──────── Data records ────────

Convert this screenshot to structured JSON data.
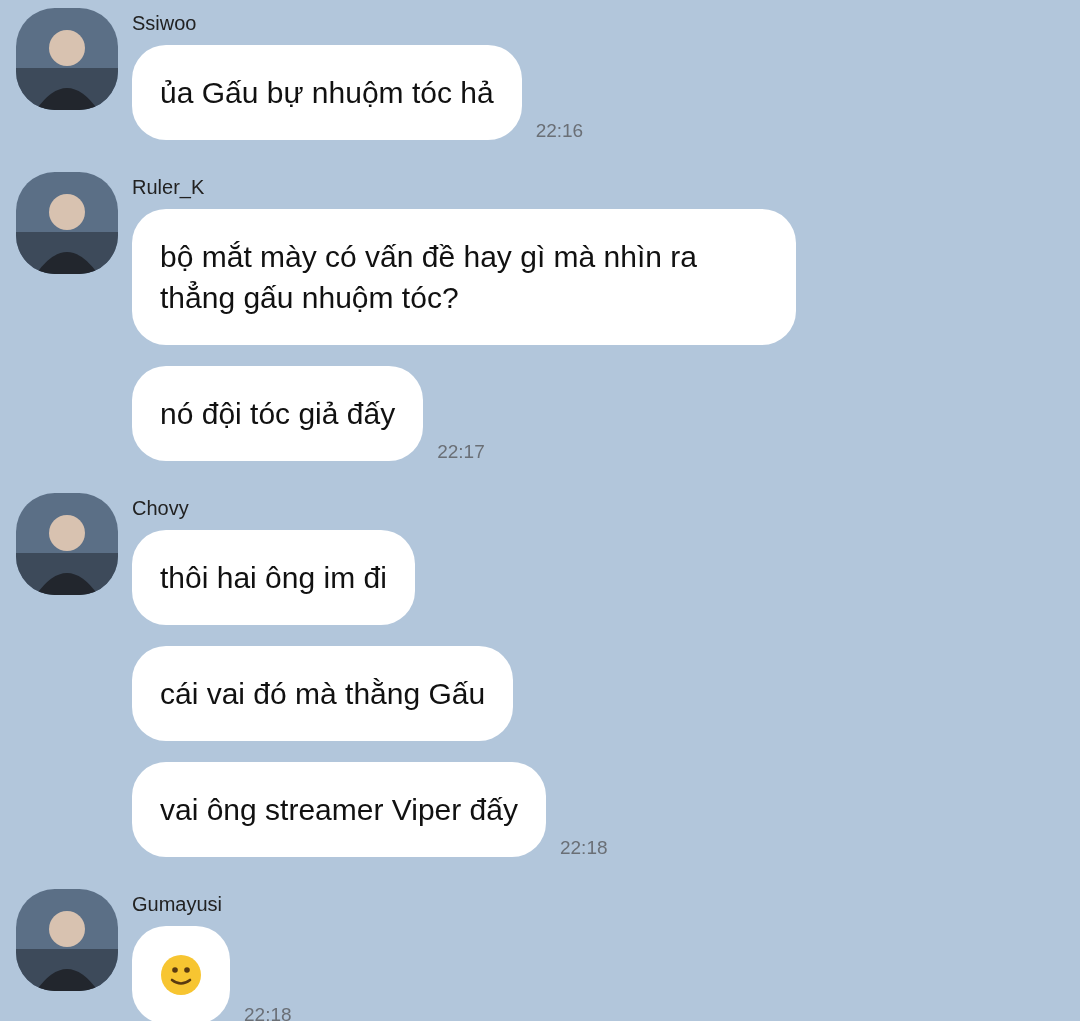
{
  "groups": [
    {
      "sender": "Ssiwoo",
      "avatar": {
        "kind": "picture"
      },
      "time": "22:16",
      "messages": [
        {
          "kind": "text",
          "text": "ủa Gấu bự nhuộm tóc hả"
        }
      ]
    },
    {
      "sender": "Ruler_K",
      "avatar": {
        "kind": "picture"
      },
      "time": "22:17",
      "messages": [
        {
          "kind": "text",
          "text": "bộ mắt mày có vấn đề hay gì mà nhìn ra thẳng gấu nhuộm tóc?"
        },
        {
          "kind": "text",
          "text": "nó đội tóc giả đấy"
        }
      ]
    },
    {
      "sender": "Chovy",
      "avatar": {
        "kind": "picture"
      },
      "time": "22:18",
      "messages": [
        {
          "kind": "text",
          "text": "thôi hai ông im đi"
        },
        {
          "kind": "text",
          "text": "cái vai đó mà thằng Gấu"
        },
        {
          "kind": "text",
          "text": "vai ông streamer Viper đấy"
        }
      ]
    },
    {
      "sender": "Gumayusi",
      "avatar": {
        "kind": "picture"
      },
      "time": "22:18",
      "messages": [
        {
          "kind": "emoji"
        }
      ]
    }
  ]
}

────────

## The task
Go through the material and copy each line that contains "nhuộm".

## Solution for this exercise
          "text": "ủa Gấu bự nhuộm tóc hả"
          "text": "bộ mắt mày có vấn đề hay gì mà nhìn ra thẳng gấu nhuộm tóc?"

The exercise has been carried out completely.